Homage, The Mutual Life Gallery, Kingston, November 1998→
Delight in Nature, Mutual Life Gallery, Kingston, March 1987
Jamaican painter and educator.
In 1950 Jamaican painter Dorothy Henriques-Wells was the first Black student to graduate from the Ontario College of Art in Canada (now the Ontario College of Art and Design) obtaining a diploma in painting and drawing. A skilled watercolourist, her artistic ambitions were nurtured at an early age by her parents, who were themselves artists; her father was a jeweller and her mother an oil painter. At age 12 D. Henriques-Wells was placed under the tutelage of Armenian artist Koren Der Harootian (1909-1991) in his studio. K. Der Harootian was one of the most significant contributors to the education of the young Jamaican artists who later became noteworthy pioneers in the country’s art movement. K. Der Harootian encouraged his student’s interest in painting local genre scenes, landscapes, flora and fauna; and these subjects remained a consistent part of D. Henriques Wells’ oeuvre.

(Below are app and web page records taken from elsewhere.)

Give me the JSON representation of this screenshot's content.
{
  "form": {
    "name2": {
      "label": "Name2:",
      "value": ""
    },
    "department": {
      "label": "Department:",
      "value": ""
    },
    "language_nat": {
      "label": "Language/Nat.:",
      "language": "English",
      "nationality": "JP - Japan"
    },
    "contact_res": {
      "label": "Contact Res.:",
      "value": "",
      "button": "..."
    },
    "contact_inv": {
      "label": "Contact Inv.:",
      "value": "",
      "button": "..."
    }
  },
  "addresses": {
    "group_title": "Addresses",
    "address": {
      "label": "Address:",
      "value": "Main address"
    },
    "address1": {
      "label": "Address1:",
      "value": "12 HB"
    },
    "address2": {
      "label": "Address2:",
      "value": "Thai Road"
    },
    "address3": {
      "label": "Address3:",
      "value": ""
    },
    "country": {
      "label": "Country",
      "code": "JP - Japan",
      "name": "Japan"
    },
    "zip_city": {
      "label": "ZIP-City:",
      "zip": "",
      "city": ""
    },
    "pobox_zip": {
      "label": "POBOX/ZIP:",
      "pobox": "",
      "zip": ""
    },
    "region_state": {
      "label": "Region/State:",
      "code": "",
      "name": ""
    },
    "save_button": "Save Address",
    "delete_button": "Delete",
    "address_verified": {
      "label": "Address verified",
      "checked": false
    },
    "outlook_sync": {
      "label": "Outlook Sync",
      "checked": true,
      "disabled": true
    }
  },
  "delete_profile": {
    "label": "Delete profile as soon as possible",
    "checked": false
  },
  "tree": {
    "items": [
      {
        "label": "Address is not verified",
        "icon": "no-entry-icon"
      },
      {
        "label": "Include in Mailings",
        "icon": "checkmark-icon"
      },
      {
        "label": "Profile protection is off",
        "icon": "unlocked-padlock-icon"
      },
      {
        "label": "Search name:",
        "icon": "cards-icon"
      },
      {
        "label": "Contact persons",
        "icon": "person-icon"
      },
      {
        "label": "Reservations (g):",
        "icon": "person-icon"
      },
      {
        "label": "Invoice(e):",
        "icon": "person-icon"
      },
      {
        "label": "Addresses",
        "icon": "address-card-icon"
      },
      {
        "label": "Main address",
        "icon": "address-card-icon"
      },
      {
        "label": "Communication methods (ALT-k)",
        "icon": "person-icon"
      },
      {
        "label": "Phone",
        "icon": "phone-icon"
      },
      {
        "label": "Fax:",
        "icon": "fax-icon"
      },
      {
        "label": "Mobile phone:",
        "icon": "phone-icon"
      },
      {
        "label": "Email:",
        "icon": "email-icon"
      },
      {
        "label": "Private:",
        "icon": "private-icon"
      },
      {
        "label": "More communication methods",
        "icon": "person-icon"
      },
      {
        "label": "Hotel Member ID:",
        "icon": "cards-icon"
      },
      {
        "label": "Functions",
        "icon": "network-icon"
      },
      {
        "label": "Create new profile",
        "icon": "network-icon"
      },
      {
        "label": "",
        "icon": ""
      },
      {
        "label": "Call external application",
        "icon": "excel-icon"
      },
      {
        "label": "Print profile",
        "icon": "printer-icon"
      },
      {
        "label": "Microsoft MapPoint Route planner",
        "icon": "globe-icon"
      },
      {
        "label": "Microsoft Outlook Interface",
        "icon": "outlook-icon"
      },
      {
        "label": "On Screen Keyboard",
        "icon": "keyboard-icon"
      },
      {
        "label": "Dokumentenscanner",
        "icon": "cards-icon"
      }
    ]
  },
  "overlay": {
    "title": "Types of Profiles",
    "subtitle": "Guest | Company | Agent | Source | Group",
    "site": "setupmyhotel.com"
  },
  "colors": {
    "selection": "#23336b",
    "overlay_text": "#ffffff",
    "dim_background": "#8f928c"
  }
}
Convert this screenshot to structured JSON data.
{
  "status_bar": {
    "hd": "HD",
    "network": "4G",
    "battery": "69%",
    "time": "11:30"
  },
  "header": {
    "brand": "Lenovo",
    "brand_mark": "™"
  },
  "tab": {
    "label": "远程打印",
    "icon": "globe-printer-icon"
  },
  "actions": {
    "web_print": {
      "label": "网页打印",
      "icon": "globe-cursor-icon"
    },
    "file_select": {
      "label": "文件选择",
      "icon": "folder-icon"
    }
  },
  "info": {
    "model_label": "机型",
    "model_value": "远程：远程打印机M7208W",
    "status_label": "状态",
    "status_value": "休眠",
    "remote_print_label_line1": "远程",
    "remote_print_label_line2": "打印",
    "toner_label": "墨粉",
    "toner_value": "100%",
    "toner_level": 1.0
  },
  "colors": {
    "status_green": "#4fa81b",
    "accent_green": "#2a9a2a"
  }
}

She emerged from a generation of Jamaican artists that were eager to redefine the visual art representing their homeland and the people that had previously been dominated by colonial ideals in the pre-twentieth century and early 1900s. Her ebullient use of colour, which became a defining element in her work, was a celebration of the landscape that showed a true delight in nature and a continuous desire to experiment with her medium. Her poetic, sometimes sparse portraits were often meditative. The painting Sanko (c. 1984), done while she was living in Senegal, is a vibrant mix of fluid brushstrokes – with her signature blank background capturing her subject in contemplation and inviting the viewer to share her fascination with personality.
D. Henriques-Wells also dedicated her life to the development of the Jamaican artistic community and the viability of visual arts as a career. To that end she opened a commercial gallery called the Art Wheel in 1968, which represented renowned local artists such as Albert Huie (1920 -2010) and Cecil Baugh (1908-2005) amongst others. She went on to help found the Jamaican Artists and Craftsmen Guild which among other goals sought to dispel the hierarchies between the fine arts and craft. She taught for more than twenty years at some of Jamaica’s leading tertiary institutions including the University of the West Indies and the Mico Teachers’ College. She exhibited numerous times at the Institute of Jamaica’s All Island shows, the Victoria Craft Market Tercentenary as well as in the National Gallery of Jamaica’s Annual National and Biennial exhibitions. In 1987 the Institute of Jamaica awarded D. Henriques-Wells the Silver Musgrave Award for outstanding merit in the field of visual arts.
A text produced as part of the “The Origin of Others” program in partnership with the Clark Art Institute.© Archives of Women Artists, Research and Exhibitions